What is needed
Give back every record verbatim, but not the pictures.

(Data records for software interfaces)
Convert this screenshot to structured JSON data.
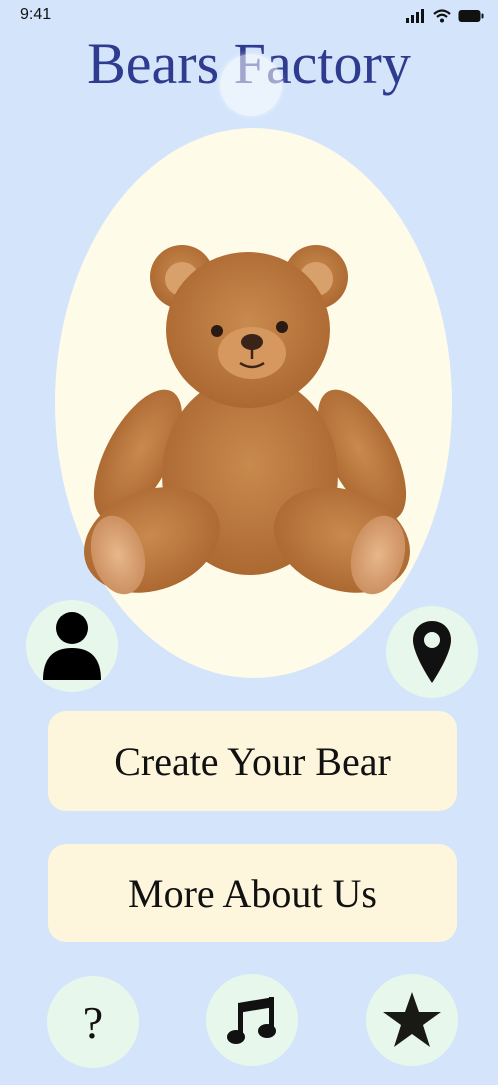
{
  "status_bar": {
    "time": "9:41"
  },
  "header": {
    "title": "Bears Factory"
  },
  "hero": {
    "image": "teddy-bear"
  },
  "actions": {
    "profile_icon": "person-icon",
    "location_icon": "map-pin-icon",
    "create_label": "Create Your Bear",
    "about_label": "More About Us"
  },
  "bottom_nav": {
    "help_glyph": "?",
    "music_icon": "music-note-icon",
    "favorite_icon": "star-icon"
  },
  "colors": {
    "background": "#d3e4fb",
    "title": "#2e3b8f",
    "oval": "#fffbe9",
    "button": "#fdf6dc",
    "circle": "#e8f7ec",
    "bear": "#b8763f"
  }
}
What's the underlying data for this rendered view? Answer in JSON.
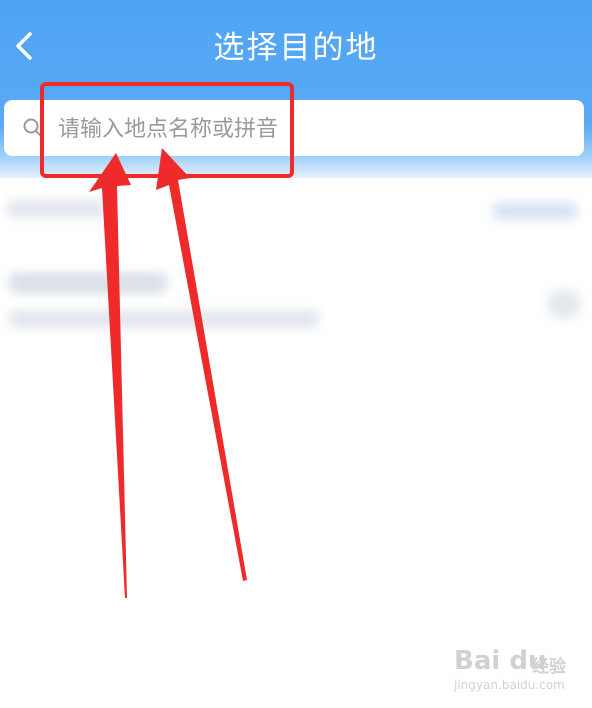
{
  "header": {
    "title": "选择目的地",
    "back_icon": "chevron-left-icon",
    "background_color": "#4ea4f4"
  },
  "search": {
    "placeholder": "请输入地点名称或拼音",
    "value": "",
    "icon": "search-icon"
  },
  "annotation": {
    "color": "#ef2a2a"
  },
  "watermark": {
    "brand": "Bai du",
    "jingyan": "经验",
    "url": "jingyan.baidu.com"
  }
}
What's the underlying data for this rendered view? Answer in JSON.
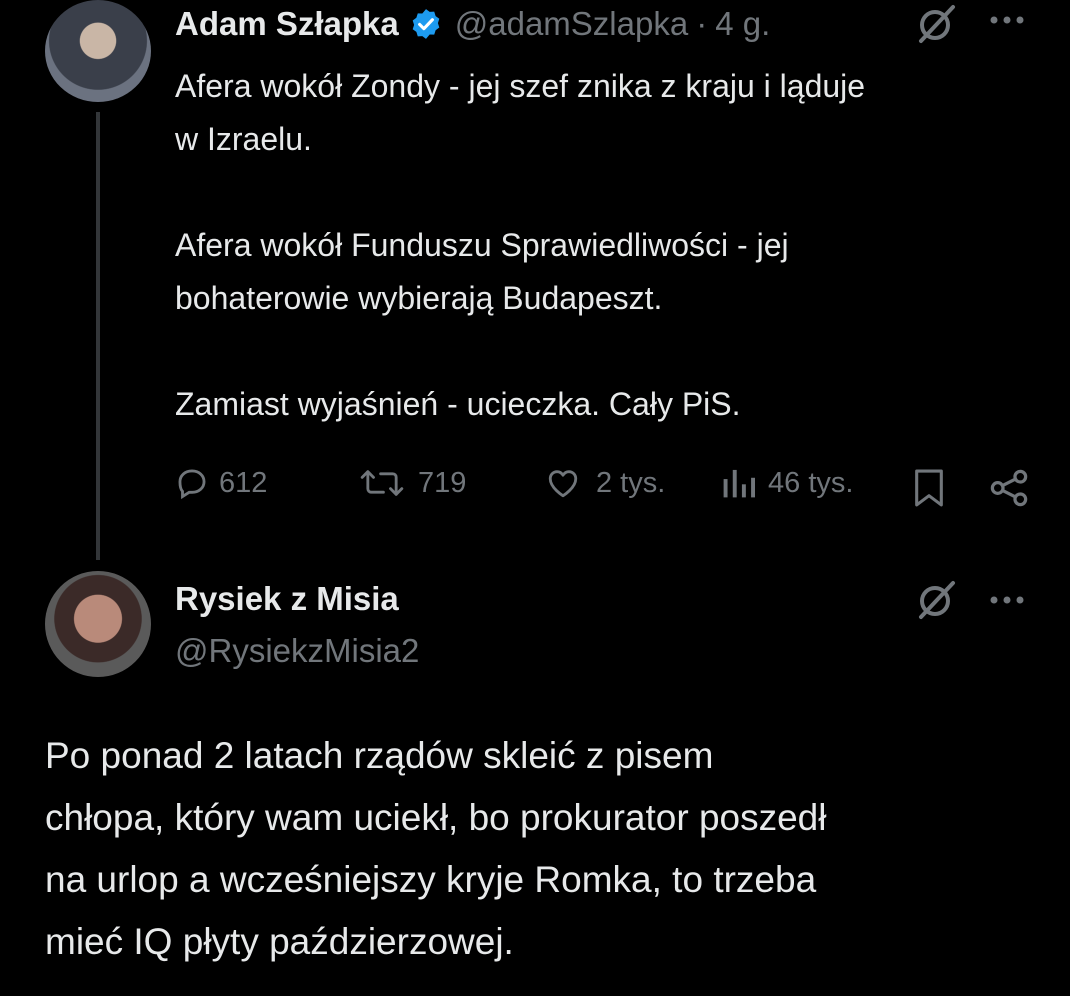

The answer
Convert this screenshot to structured JSON data.
{
  "status_bar": {
    "time": "9:41"
  },
  "header": {
    "title": "Bears Factory"
  },
  "hero": {
    "image": "teddy-bear"
  },
  "actions": {
    "profile_icon": "person-icon",
    "location_icon": "map-pin-icon",
    "create_label": "Create Your Bear",
    "about_label": "More About Us"
  },
  "bottom_nav": {
    "help_glyph": "?",
    "music_icon": "music-note-icon",
    "favorite_icon": "star-icon"
  },
  "colors": {
    "background": "#d3e4fb",
    "title": "#2e3b8f",
    "oval": "#fffbe9",
    "button": "#fdf6dc",
    "circle": "#e8f7ec",
    "bear": "#b8763f"
  }
}
What's the underlying data for this rendered view? Answer in JSON.
{
  "header": {
    "title": "选择目的地",
    "back_icon": "chevron-left-icon",
    "background_color": "#4ea4f4"
  },
  "search": {
    "placeholder": "请输入地点名称或拼音",
    "value": "",
    "icon": "search-icon"
  },
  "annotation": {
    "color": "#ef2a2a"
  },
  "watermark": {
    "brand": "Bai du",
    "jingyan": "经验",
    "url": "jingyan.baidu.com"
  }
}
What's the underlying data for this rendered view? Answer in JSON.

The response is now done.